Posted at 6:21 AM, Feb 22, 2024
and last updated 2024-02-22 07:21:42-05

OMAHA, Neb. (KMTV) — 3 News Now Anchor Zach Williamson continues his weekly series 'Zach at the Zoo'. This week, he better introduces us to an entire family of Western Lowland Gorillas that call Omaha's Henry Doorly Zoo & Aquarium home.

  • We visit a troop of western lowland gorillas at the Hubbard Gorilla Valley and learn a bit about each one.
  • Senior Great Ape Keeper Clarity Stevens teaches us some unique facts about gorillas
  • You can help save gorillas in the wild through the zoo's Gorillas on the Line campaign.


It’s a family reunion every day at the Hubbard Gorilla Valley.

“There are five in this family group. We have Muke, Bambio, K’gosi, Zuri, and Tambo,” Senior Great Ape Keeper Clarity Stevens said.

“They definitely all have their different personalities and it’s so neat to work with every single one because they’re all so different.”

A very hospitable group, they took time introducing themselves to me!

“There’s Muke. She is 42. She turns 43 in September, so she’s our oldest female.”

Z'gosi knocked on the glass, “Z'gosi said, ‘hey get out of the camera shot. My time to shine!” I said.

Stevens responded, “Yeah, the spotlight is on me! Yes, K’gosi, and that’s typical big brother behavior."

“Bambio — we feel she’s like one of our most intelligent gorillas. She’s always looking at things trying to figure them out,” she added.

Ziri was a little camera shy, but it wasn’t hard to find papa (Tambo).

“You know, having multiple girls in a family, you can have some spats once in a while. So, the father, the silverback, he kind of keeps them all in line and makes sure everything is running smoothly," Stevens said. "We usually call them the stabilizer of the family group.”

Outside of Tambo, who is obvious to differentiate, there's a unique way to tell them apart.

“Their noses are different. So, our fingerprints are what their nose prints are like. Every single gorilla has a different nose print.”

Stevens tells me the gorillas are incredibly smart. Frequently using tools to get to enrichment and snacks and communicating well with the keepers.

“We sit down with them and train them in different body part presentations — so they show us their shoulders, their feet, they’ll open their mouth for us — so if they get a chipped tooth, we can open their mouth and see that," Stevens said.
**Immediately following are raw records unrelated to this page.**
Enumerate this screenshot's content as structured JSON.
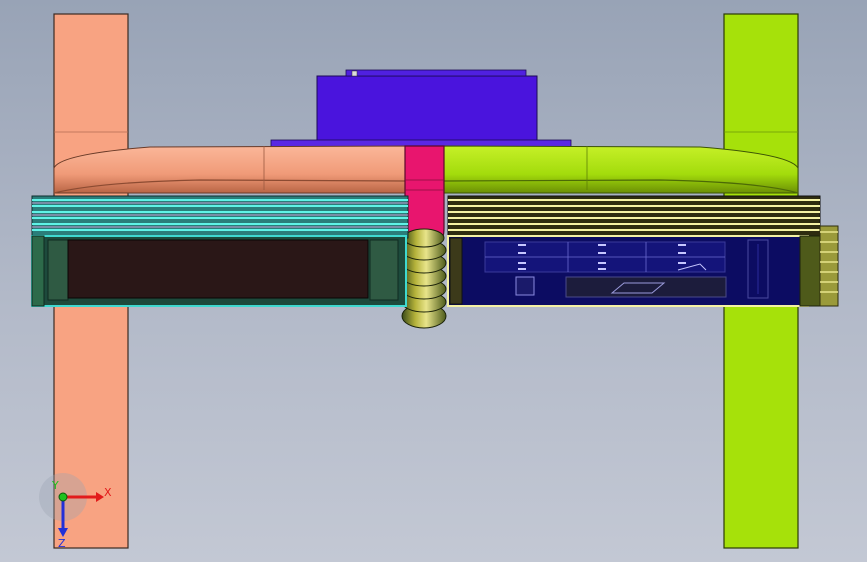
{
  "viewport": {
    "background_top": "#98a3b6",
    "background_bottom": "#c3c8d4"
  },
  "model": {
    "parts": [
      {
        "name": "left-column",
        "color": "#f8a382"
      },
      {
        "name": "right-column",
        "color": "#a6e10a"
      },
      {
        "name": "top-block",
        "color": "#4a14dd"
      },
      {
        "name": "center-clip",
        "color": "#e8156e"
      },
      {
        "name": "left-rails",
        "color": "#3fd9d0"
      },
      {
        "name": "right-rails",
        "color": "#f4f1a4"
      },
      {
        "name": "left-panel-dark",
        "color": "#2a1717"
      },
      {
        "name": "right-panel-dark",
        "color": "#0c0c62"
      },
      {
        "name": "spring-coil",
        "color": "#7d7a18"
      }
    ]
  },
  "triad": {
    "x_label": "X",
    "y_label": "Y",
    "z_label": "Z",
    "x_color": "#e21b1b",
    "y_color": "#1ec21e",
    "z_color": "#2330d8"
  }
}
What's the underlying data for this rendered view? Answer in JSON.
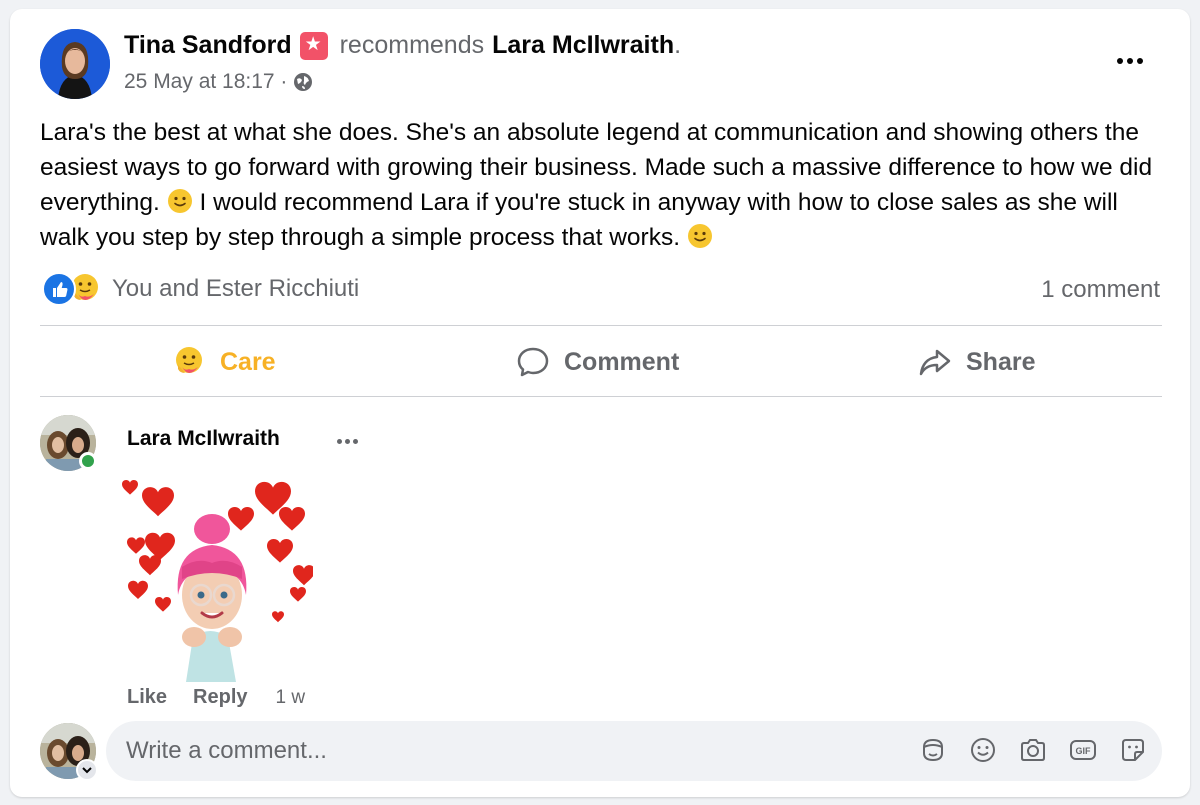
{
  "post": {
    "author": "Tina Sandford",
    "verb": "recommends",
    "target": "Lara McIlwraith",
    "period": ".",
    "timestamp": "25 May at 18:17 ·",
    "body_part1": "Lara's the best at what she does. She's an absolute legend at communication and showing others the easiest ways to go forward with growing their business. Made such a massive difference to how we did everything. ",
    "body_part2": " I would recommend Lara if you're stuck in anyway with how to close sales as she will walk you step by step through a simple process that works. "
  },
  "reactions": {
    "summary": "You and Ester Ricchiuti",
    "comment_count": "1 comment"
  },
  "actions": {
    "care": "Care",
    "comment": "Comment",
    "share": "Share"
  },
  "comment": {
    "author": "Lara McIlwraith",
    "like": "Like",
    "reply": "Reply",
    "time": "1 w"
  },
  "composer": {
    "placeholder": "Write a comment..."
  },
  "icons": {
    "badge": "recommendation-star-icon",
    "globe": "globe-icon",
    "like_reaction": "like-reaction-icon",
    "care_reaction": "care-reaction-icon",
    "comment": "comment-bubble-icon",
    "share": "share-arrow-icon",
    "composer": [
      "avatar-sticker-icon",
      "emoji-icon",
      "camera-icon",
      "gif-icon",
      "sticker-icon"
    ]
  },
  "colors": {
    "care_accent": "#f7b125",
    "like_blue": "#1b74e4",
    "badge_red": "#f25268",
    "online_green": "#31a24c",
    "secondary_text": "#65676b"
  }
}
“Learning new things every day is definitely super important for them and is fun for us too.”

Unfortunately, the western lowland gorillas are a critically endangered species.
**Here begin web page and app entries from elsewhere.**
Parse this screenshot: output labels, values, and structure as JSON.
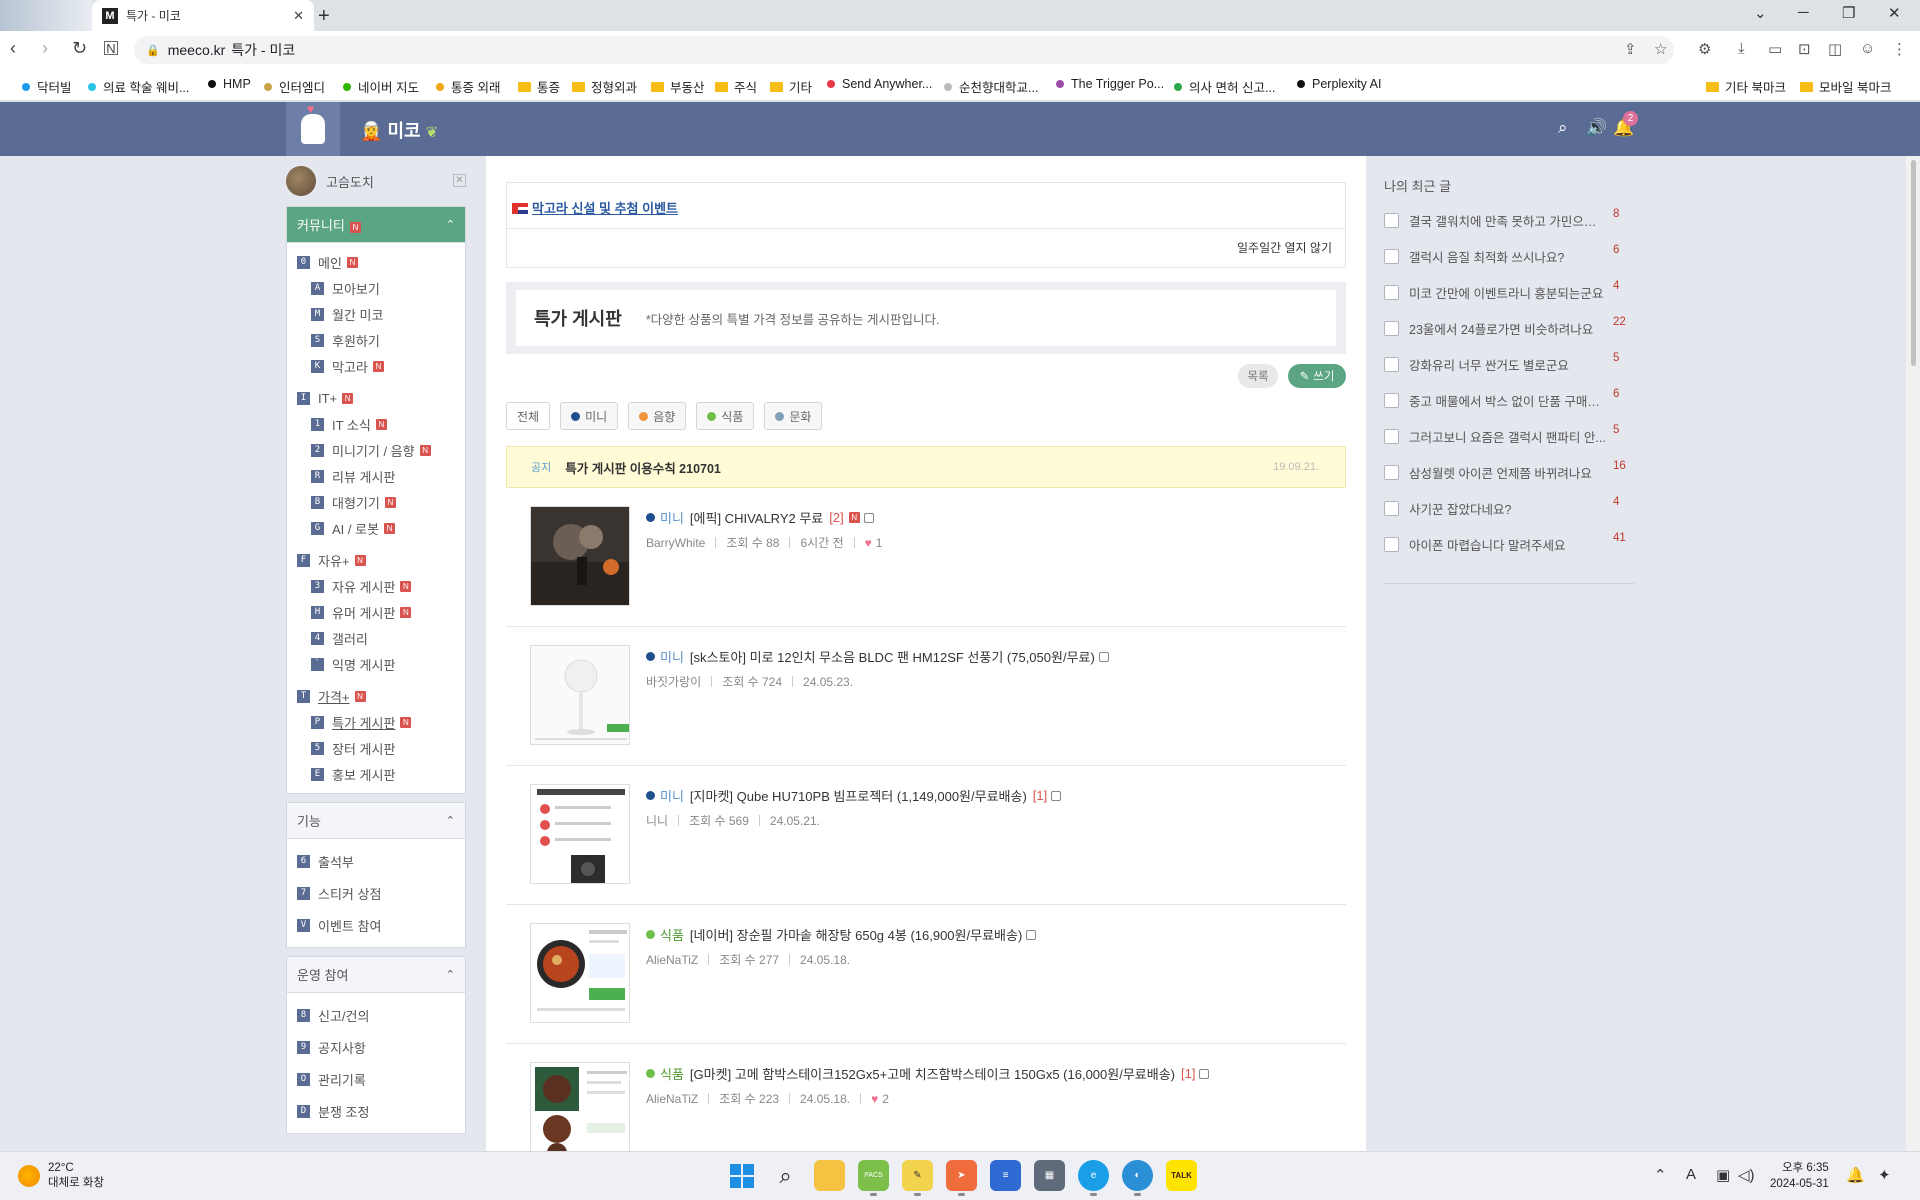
{
  "browser": {
    "tab_title": "특가 - 미코",
    "tab_favicon": "M",
    "url_host": "meeco.kr",
    "url_page_title": "특가 - 미코",
    "bookmarks_left": [
      {
        "label": "닥터빌",
        "color": "#1e9be8",
        "type": "dot"
      },
      {
        "label": "의료 학술 웨비...",
        "color": "#27c4e3",
        "type": "dot"
      },
      {
        "label": "HMP",
        "color": "#111111",
        "type": "dot"
      },
      {
        "label": "인터엠디",
        "color": "#c8a34a",
        "type": "dot"
      },
      {
        "label": "네이버 지도",
        "color": "#2db400",
        "type": "dot"
      },
      {
        "label": "통증 외래",
        "color": "#f2a516",
        "type": "dot"
      },
      {
        "label": "통증",
        "color": "#f6bd16",
        "type": "folder"
      },
      {
        "label": "정형외과",
        "color": "#f6bd16",
        "type": "folder"
      },
      {
        "label": "부동산",
        "color": "#f6bd16",
        "type": "folder"
      },
      {
        "label": "주식",
        "color": "#f6bd16",
        "type": "folder"
      },
      {
        "label": "기타",
        "color": "#f6bd16",
        "type": "folder"
      },
      {
        "label": "Send Anywher...",
        "color": "#e8364b",
        "type": "dot"
      },
      {
        "label": "순천향대학교...",
        "color": "#bbbbbb",
        "type": "dot"
      },
      {
        "label": "The Trigger Po...",
        "color": "#9b4fa8",
        "type": "dot"
      },
      {
        "label": "의사 면허 신고...",
        "color": "#2aa84a",
        "type": "dot"
      },
      {
        "label": "Perplexity AI",
        "color": "#111111",
        "type": "dot"
      }
    ],
    "bookmarks_right": [
      {
        "label": "기타 북마크"
      },
      {
        "label": "모바일 북마크"
      }
    ]
  },
  "site": {
    "name": "미코",
    "notification_count": "2"
  },
  "user": {
    "name": "고슴도치"
  },
  "sidebar": {
    "community": {
      "title": "커뮤니티",
      "items": [
        {
          "key": "0",
          "label": "메인",
          "new": true,
          "level": 0
        },
        {
          "key": "A",
          "label": "모아보기",
          "new": false,
          "level": 1
        },
        {
          "key": "M",
          "label": "월간 미코",
          "new": false,
          "level": 1
        },
        {
          "key": "S",
          "label": "후원하기",
          "new": false,
          "level": 1
        },
        {
          "key": "K",
          "label": "막고라",
          "new": true,
          "level": 1
        },
        {
          "key": "I",
          "label": "IT+",
          "new": true,
          "level": 0
        },
        {
          "key": "1",
          "label": "IT 소식",
          "new": true,
          "level": 1
        },
        {
          "key": "2",
          "label": "미니기기 / 음향",
          "new": true,
          "level": 1
        },
        {
          "key": "R",
          "label": "리뷰 게시판",
          "new": false,
          "level": 1
        },
        {
          "key": "B",
          "label": "대형기기",
          "new": true,
          "level": 1
        },
        {
          "key": "G",
          "label": "AI / 로봇",
          "new": true,
          "level": 1
        },
        {
          "key": "F",
          "label": "자유+",
          "new": true,
          "level": 0
        },
        {
          "key": "3",
          "label": "자유 게시판",
          "new": true,
          "level": 1
        },
        {
          "key": "H",
          "label": "유머 게시판",
          "new": true,
          "level": 1
        },
        {
          "key": "4",
          "label": "갤러리",
          "new": false,
          "level": 1
        },
        {
          "key": "`",
          "label": "익명 게시판",
          "new": false,
          "level": 1
        },
        {
          "key": "T",
          "label": "가격+",
          "new": true,
          "level": 0,
          "underline": true
        },
        {
          "key": "P",
          "label": "특가 게시판",
          "new": true,
          "level": 1,
          "underline": true
        },
        {
          "key": "5",
          "label": "장터 게시판",
          "new": false,
          "level": 1
        },
        {
          "key": "E",
          "label": "홍보 게시판",
          "new": false,
          "level": 1
        }
      ]
    },
    "features": {
      "title": "기능",
      "items": [
        {
          "key": "6",
          "label": "출석부"
        },
        {
          "key": "7",
          "label": "스티커 상점"
        },
        {
          "key": "V",
          "label": "이벤트 참여"
        }
      ]
    },
    "operations": {
      "title": "운영 참여",
      "items": [
        {
          "key": "8",
          "label": "신고/건의"
        },
        {
          "key": "9",
          "label": "공지사항"
        },
        {
          "key": "O",
          "label": "관리기록"
        },
        {
          "key": "D",
          "label": "분쟁 조정"
        }
      ]
    }
  },
  "main": {
    "event_link": "막고라 신설 및 추첨 이벤트",
    "hide_week": "일주일간 열지 않기",
    "board_title": "특가 게시판",
    "board_desc": "*다양한 상품의 특별 가격 정보를 공유하는 게시판입니다.",
    "btn_list": "목록",
    "btn_write": "쓰기",
    "filters": [
      {
        "label": "전체",
        "color": ""
      },
      {
        "label": "미니",
        "color": "#1f4f8f"
      },
      {
        "label": "음향",
        "color": "#f0923a"
      },
      {
        "label": "식품",
        "color": "#6cc04a"
      },
      {
        "label": "문화",
        "color": "#7ea0b8"
      }
    ],
    "notice": {
      "tag": "공지",
      "title": "특가 게시판 이용수칙 210701",
      "date": "19.09.21."
    },
    "posts": [
      {
        "category": "미니",
        "cat_color": "#1f4f8f",
        "title": "[에픽] CHIVALRY2 무료",
        "comments": "[2]",
        "new": true,
        "author": "BarryWhite",
        "views": "조회 수 88",
        "date": "6시간 전",
        "likes": "1",
        "thumb": "game"
      },
      {
        "category": "미니",
        "cat_color": "#1f4f8f",
        "title": "[sk스토아] 미로 12인치 무소음 BLDC 팬 HM12SF 선풍기 (75,050원/무료)",
        "comments": "",
        "new": false,
        "author": "바짓가랑이",
        "views": "조회 수 724",
        "date": "24.05.23.",
        "likes": "",
        "thumb": "fan"
      },
      {
        "category": "미니",
        "cat_color": "#1f4f8f",
        "title": "[지마켓] Qube HU710PB 빔프로젝터 (1,149,000원/무료배송)",
        "comments": "[1]",
        "new": false,
        "author": "니니",
        "views": "조회 수 569",
        "date": "24.05.21.",
        "likes": "",
        "thumb": "doc"
      },
      {
        "category": "식품",
        "cat_color": "#6cc04a",
        "title": "[네이버] 장순필 가마솥 해장탕 650g 4봉 (16,900원/무료배송)",
        "comments": "",
        "new": false,
        "author": "AlieNaTiZ",
        "views": "조회 수 277",
        "date": "24.05.18.",
        "likes": "",
        "thumb": "soup"
      },
      {
        "category": "식품",
        "cat_color": "#6cc04a",
        "title": "[G마켓] 고메 함박스테이크152Gx5+고메 치즈함박스테이크 150Gx5 (16,000원/무료배송)",
        "comments": "[1]",
        "new": false,
        "author": "AlieNaTiZ",
        "views": "조회 수 223",
        "date": "24.05.18.",
        "likes": "2",
        "thumb": "steak"
      }
    ]
  },
  "right": {
    "title": "나의 최근 글",
    "items": [
      {
        "text": "결국 갤워치에 만족 못하고 가민으로 ...",
        "count": "8"
      },
      {
        "text": "갤럭시 음질 최적화 쓰시나요?",
        "count": "6"
      },
      {
        "text": "미코 간만에 이벤트라니 흥분되는군요",
        "count": "4"
      },
      {
        "text": "23울에서 24플로가면 비슷하려나요",
        "count": "22"
      },
      {
        "text": "강화유리 너무 싼거도 별로군요",
        "count": "5"
      },
      {
        "text": "중고 매물에서 박스 없이 단품 구매해...",
        "count": "6"
      },
      {
        "text": "그러고보니 요즘은 갤럭시 팬파티 안...",
        "count": "5"
      },
      {
        "text": "삼성월렛 아이콘 언제쯤 바뀌려나요",
        "count": "16"
      },
      {
        "text": "사기꾼 잡았다네요?",
        "count": "4"
      },
      {
        "text": "아이폰 마렵습니다 말려주세요",
        "count": "41"
      }
    ]
  },
  "taskbar": {
    "temp": "22°C",
    "weather": "대체로 화창",
    "time": "오후 6:35",
    "date": "2024-05-31"
  }
}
But the Omaha's Henry Doorly Zoo & Aquarium has a campaign that you can contribute to that helps.

“It’s called Gorillas on the Line. And people can bring in old, unused electronics and we recycle those. That helps decrease the mining for cobalt, which is very prolific in the gorilla habitat," Stevens said. "So, by bringing in those, we can recycle those it decreases cutting into the gorilla habitat a little bit.”

That includes things like cameras, cellphones, smart watches, and iPads. All can be dropped off at guest services to help families of gorillas in the wild.
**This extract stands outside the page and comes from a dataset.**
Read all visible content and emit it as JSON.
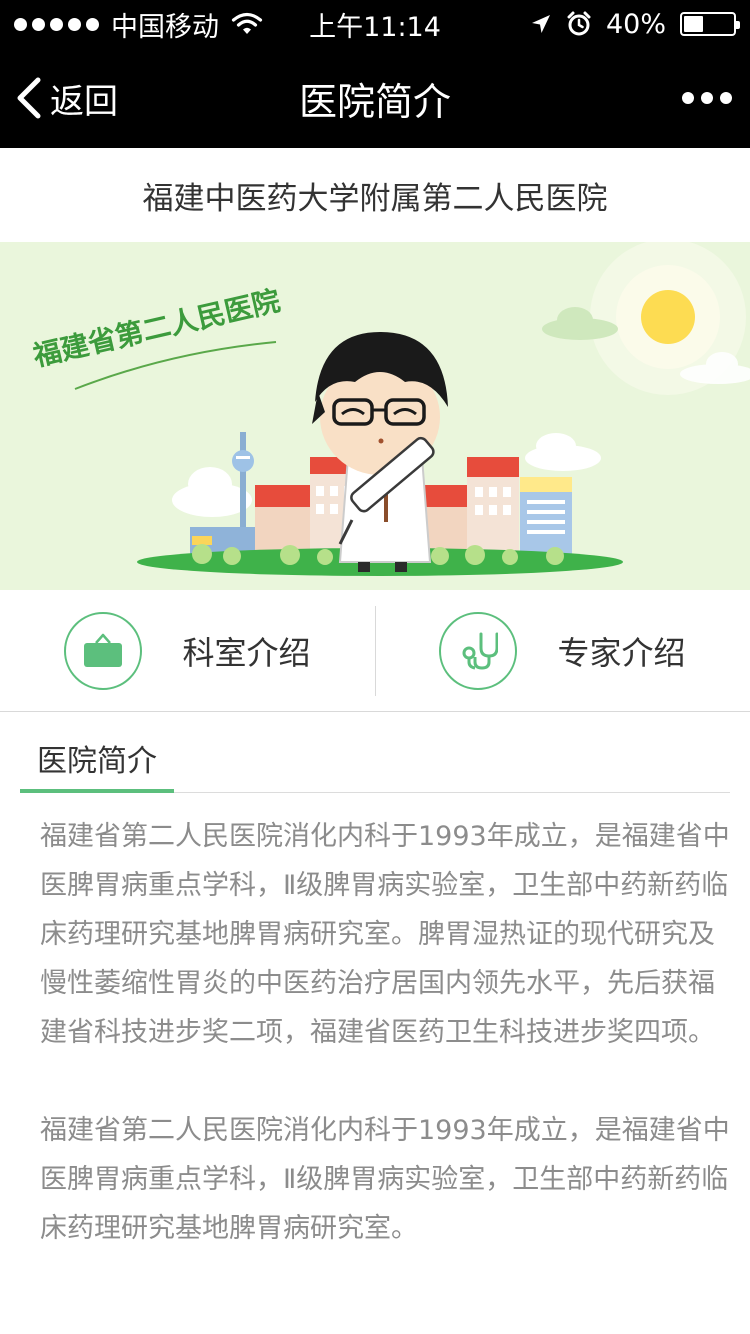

To visit this family – go to the Hubbard Gorilla Valley – located across from the Simmons Aviary.